Everyone loves maps. It sounds like a sweeping statement, but in fact, most people are fascinated with maps because they place us in relation to another location. We might be reading about it; we might be planning a visit there; we might just enjoy looking at the location and where it is in the world. I use maps for all my middle grade adventures, and for good reason.
The books of the Chronicles of the Stone series all take place in locations that a child who doesn’t live there might not be able to picture. Maps are fantastic tools to help a young reader imagine where the heroes of the story are, as well as track their progress, and also encourage the reader to want to learn more about the location.
Book One: The Secret of the Sacred Scarab takes place in Egypt, in fact, following the course of the Nile. Up and down can be confusing when one talks about Egypt. In ancient times the term Upper Egypt actually meant heading downwards into Africa, while Lower Egypt meant heading upwards on the map, to the Nile Delta. In addition, the characters stop off at various temples and important historic sites on their trip (where lots of exciting things happen) and part of the fun in reading the story is to turn to the front of the book and see how far the young heroes have come.
Book Two: The Search for the Stone of Excalibur is set in Britain.
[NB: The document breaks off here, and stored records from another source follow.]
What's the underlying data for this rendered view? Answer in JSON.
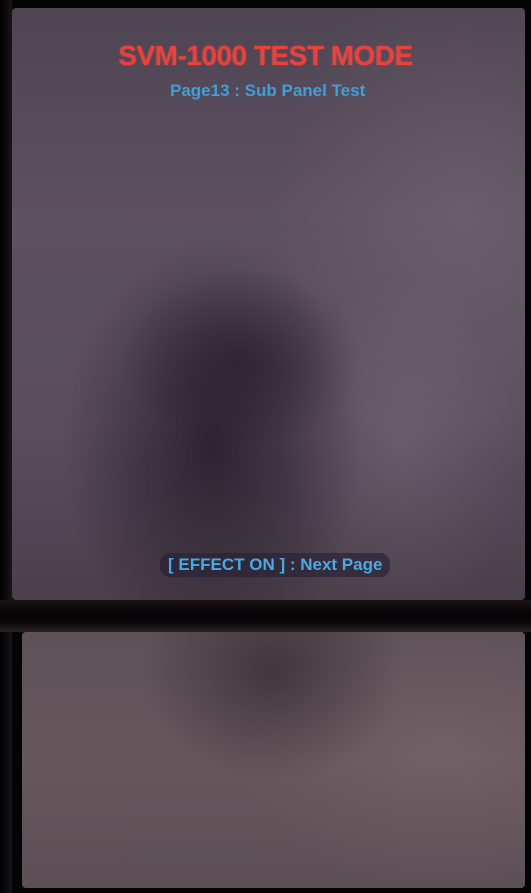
{
  "screen": {
    "title": "SVM-1000 TEST MODE",
    "page_label": "Page13 : Sub Panel Test",
    "nav_hint": "[ EFFECT ON ] : Next Page"
  },
  "colors": {
    "title": "#e8423f",
    "subtitle": "#3f9fd6",
    "hint": "#49a9e2",
    "panel": "#5a4e5d",
    "bezel": "#050405"
  }
}
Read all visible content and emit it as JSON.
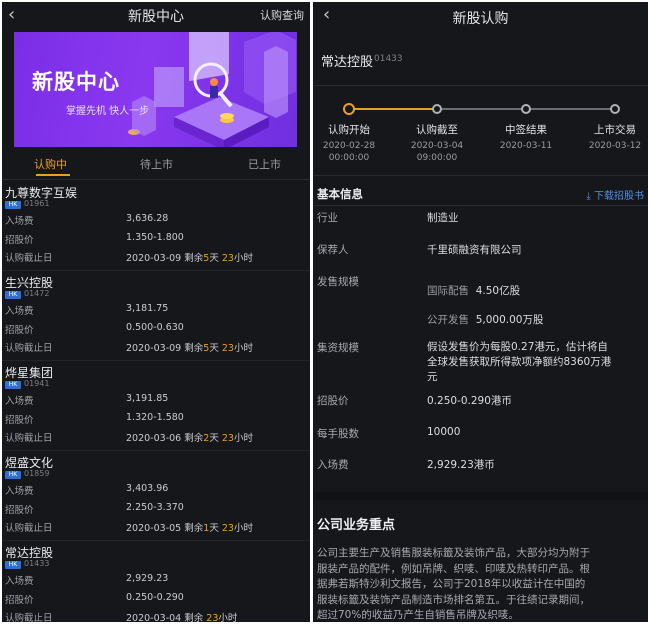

The map includes places young heroes Adam, Justin and their new pal Kim visit on their trip, but also includes the semi legendary places associated with King Arthur: Glastonbury, Tintagel, the supposed location of Avalon where King Arthur lies asleep, and even where Arthur’s court, Camelot, could have been located. I also included a map of Strathairn Castle in Scotland to enable young readers to see exactly where everything in the castle grounds is to make the exciting action and events clearer.
Book Three: The Temple of the Crystal Timekeeper has possibly my favourite map of all. Set in Mexico, the story follows the kids’ quest for the Third Stone of Power, taking them deep into an impenetrable jungle. I’d love to visit every single ancient site, once covered with thick jungle, but now excavated and open for visitors.
Maps are not limited to the real world; authors of fantasy tales can create their own maps of the world within the story, giving young readers a real treat for the imagination. Maps are an integral part of my book series so young readers can look forward to doing their own exploration as they read each adventure and follow Adam, Justin and Kim’s progress in each location. After all, where would we be without those original explorers of land and sea who took the trouble to map out their journeys, leaving a legacy for those who came after…?
About the Guest Contributor: Fiona Ingram
Fiona Ingram is the author of the middle grade adventure series The Chronicles of the Stone, which includes the multi award winning The Secret of the Sacred Scarab, The Search for the Stone of Excalibur, and soon to be published The Temple of the Crystal Timekeeper.